ERIC Number: ED031307
Record Type: Non-Journal
Publication Date: 1969
Reference Count: N/A
Some Language-Related Cognitive Advantages of Bilingual Five Year Olds.
Feldman, Carol; Shen, Michael
Fifteen bilingual and 15 monolingual Head Start children, ranging in age from 4 to 6, were administered three types of tasks: (1) object constancy task: subject was shown a common object, a transformation was done on the object, e.g., crushing a paper cup, and then that object plus an identical pre-transformed object, were shown to the subject and he was asked to pick out the first object; (2) naming task: subject was asked to use object labels under three conditions: use of the common name, use of a nonsense name, and use of switched common names; and (3) a sentence task: subject was required to use the three label conditions (2) in simple relational sentences. It was hypothesized that (I) bilinguals would perform better than monolinguals on all three tasks, and (II), that for all subjects, task (1) would be easier than (2) which would be easier than (3). Both hypotheses were supported by the gross data. It was found that bilinguals, although better at using names in relational statements, were not better than monolinguals in the use of common names alone nor nonsense names alone. Also, bilinguals performed consistently better than monolinguals where nonverbal pointing responses were required, but not where spoken responses were required. It was suggested that having a notion of meaning as a function of use facilitates acquisition of the ability of young children to use labels in sentences. (WD)

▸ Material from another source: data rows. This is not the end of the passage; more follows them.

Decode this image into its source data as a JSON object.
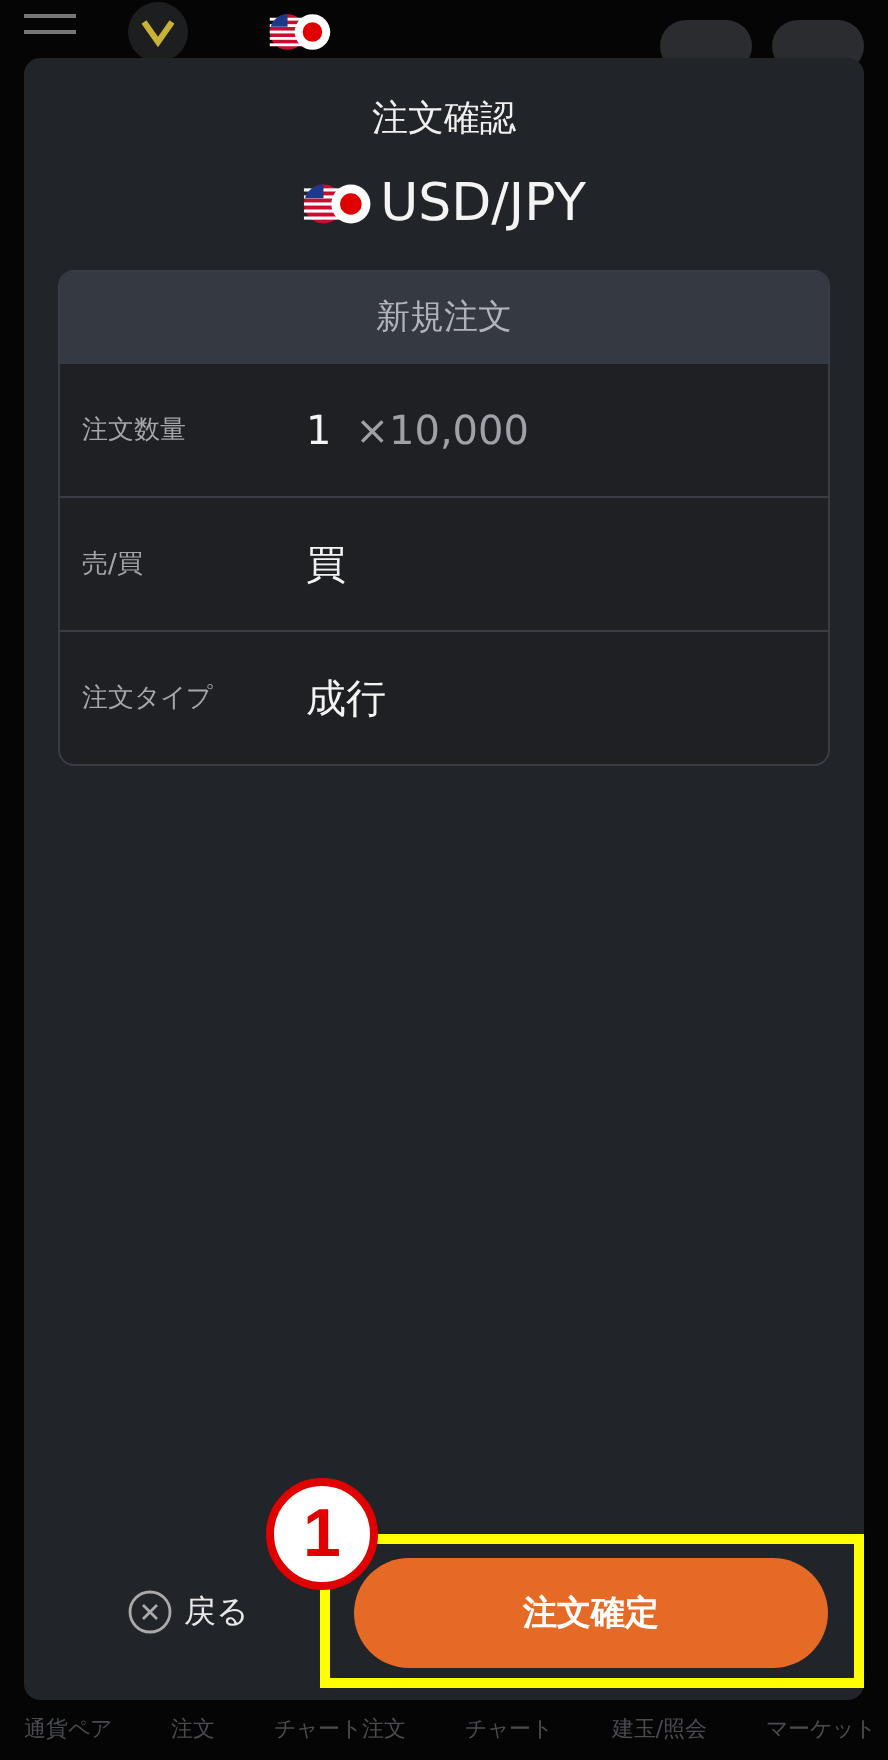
{
  "dialog": {
    "title": "注文確認",
    "pair": "USD/JPY",
    "table": {
      "heading": "新規注文",
      "rows": [
        {
          "kind": "quantity",
          "label": "注文数量",
          "value": "1",
          "unit": "×10,000"
        },
        {
          "kind": "plain",
          "label": "売/買",
          "value": "買"
        },
        {
          "kind": "plain",
          "label": "注文タイプ",
          "value": "成行"
        }
      ]
    },
    "back_button": "戻る",
    "confirm_button": "注文確定"
  },
  "annotation": {
    "label": "1"
  },
  "bottom_nav": [
    "通貨ペア",
    "注文",
    "チャート注文",
    "チャート",
    "建玉/照会",
    "マーケット"
  ]
}
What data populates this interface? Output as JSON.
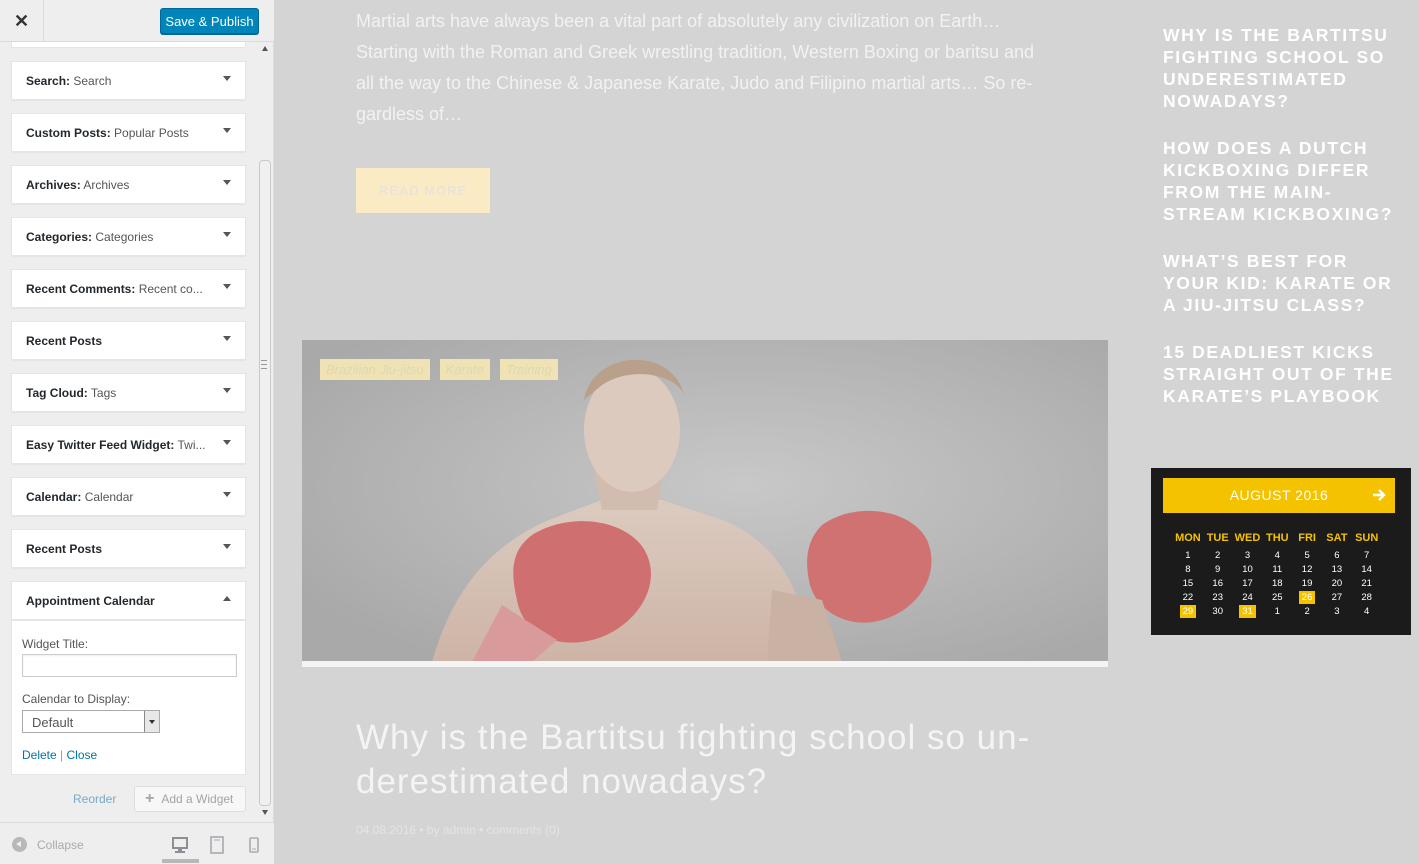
{
  "customizer": {
    "close_glyph": "✕",
    "save_label": "Save & Publish",
    "widgets": [
      {
        "type": "Search",
        "title": "Search"
      },
      {
        "type": "Custom Posts",
        "title": "Popular Posts"
      },
      {
        "type": "Archives",
        "title": "Archives"
      },
      {
        "type": "Categories",
        "title": "Categories"
      },
      {
        "type": "Recent Comments",
        "title": "Recent co..."
      },
      {
        "type": "Recent Posts",
        "title": ""
      },
      {
        "type": "Tag Cloud",
        "title": "Tags"
      },
      {
        "type": "Easy Twitter Feed Widget",
        "title": "Twi..."
      },
      {
        "type": "Calendar",
        "title": "Calendar"
      },
      {
        "type": "Recent Posts",
        "title": ""
      },
      {
        "type": "Appointment Calendar",
        "title": ""
      }
    ],
    "appointment_form": {
      "widget_title_label": "Widget Title:",
      "widget_title_value": "",
      "calendar_label": "Calendar to Display:",
      "calendar_value": "Default",
      "delete_label": "Delete",
      "separator": "|",
      "close_label": "Close"
    },
    "reorder_label": "Reorder",
    "add_widget_label": "Add a Widget",
    "collapse_label": "Collapse",
    "devices": [
      "desktop-icon",
      "tablet-icon",
      "mobile-icon"
    ],
    "active_device": "desktop"
  },
  "preview": {
    "excerpt": "Martial arts have always been a vital part of absolutely any civilization on Earth… Starting with the Roman and Greek wrestling tradition, Western Boxing or baritsu and all the way to the Chinese & Japanese Karate, Judo and Filipino martial arts… So re-gardless of…",
    "read_more": "READ MORE",
    "tags": [
      "Brazilian Jiu-jitsu",
      "Karate",
      "Training"
    ],
    "post_title": "Why is the Bartitsu fighting school so un-derestimated nowadays?",
    "post_meta": "04.08.2016  •  by admin  •  comments (0)",
    "recent_posts": [
      "Why is the Bartitsu fighting school so underestimated nowadays?",
      "How does a Dutch kickboxing differ from the main-stream kickboxing?",
      "What’s best for your kid: Karate or a Jiu-Jitsu class?",
      "15 deadliest kicks straight out of the Karate’s playbook"
    ],
    "calendar": {
      "month": "AUGUST 2016",
      "days": [
        "MON",
        "TUE",
        "WED",
        "THU",
        "FRI",
        "SAT",
        "SUN"
      ],
      "weeks": [
        [
          "1",
          "2",
          "3",
          "4",
          "5",
          "6",
          "7"
        ],
        [
          "8",
          "9",
          "10",
          "11",
          "12",
          "13",
          "14"
        ],
        [
          "15",
          "16",
          "17",
          "18",
          "19",
          "20",
          "21"
        ],
        [
          "22",
          "23",
          "24",
          "25",
          "26",
          "27",
          "28"
        ],
        [
          "29",
          "30",
          "31",
          "1",
          "2",
          "3",
          "4"
        ]
      ],
      "highlighted": [
        "26",
        "29",
        "31"
      ],
      "accent": "#f5c200"
    }
  }
}
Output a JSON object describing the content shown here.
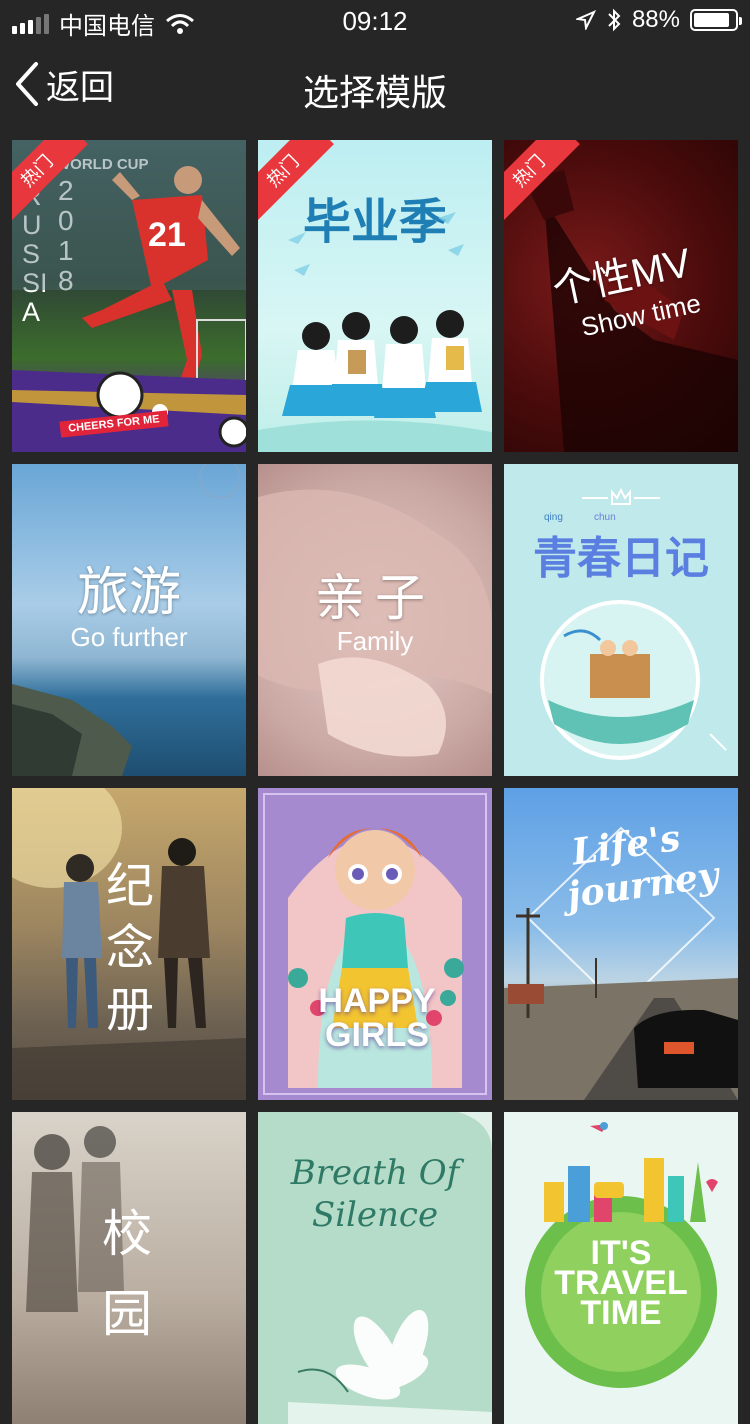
{
  "status_bar": {
    "carrier": "中国电信",
    "time": "09:12",
    "battery_percent_text": "88%",
    "battery_level": 0.88
  },
  "nav": {
    "back_label": "返回",
    "title": "选择模版"
  },
  "hot_badge": "热门",
  "templates": [
    {
      "title_lines": [
        "WORLD CUP",
        "RUSSIA",
        "2018"
      ],
      "badge": "CHEERS FOR ME",
      "hot": true,
      "number": "21"
    },
    {
      "title": "毕业季",
      "hot": true
    },
    {
      "title": "个性MV",
      "subtitle": "Show time",
      "hot": true
    },
    {
      "title": "旅游",
      "subtitle": "Go further",
      "hot": false
    },
    {
      "title": "亲子",
      "subtitle": "Family",
      "hot": false
    },
    {
      "title": "青春日记",
      "pinyin": [
        "qing",
        "chun"
      ],
      "hot": false
    },
    {
      "title": "纪念册",
      "hot": false
    },
    {
      "title": "HAPPY GIRLS",
      "hot": false
    },
    {
      "title": "Life's journey",
      "hot": false
    },
    {
      "title": "校园",
      "hot": false
    },
    {
      "title": "Breath Of Silence",
      "hot": false
    },
    {
      "title": "IT'S TRAVEL TIME",
      "hot": false
    }
  ]
}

Publication Type: N/A
Education Level: N/A
Sponsor: National Center for Educational Research and Development (DHEW/OE), Washington, DC. Div. of Educational Labs.
Authoring Institution: Chicago Univ., IL. Chicago Early Education Research Center.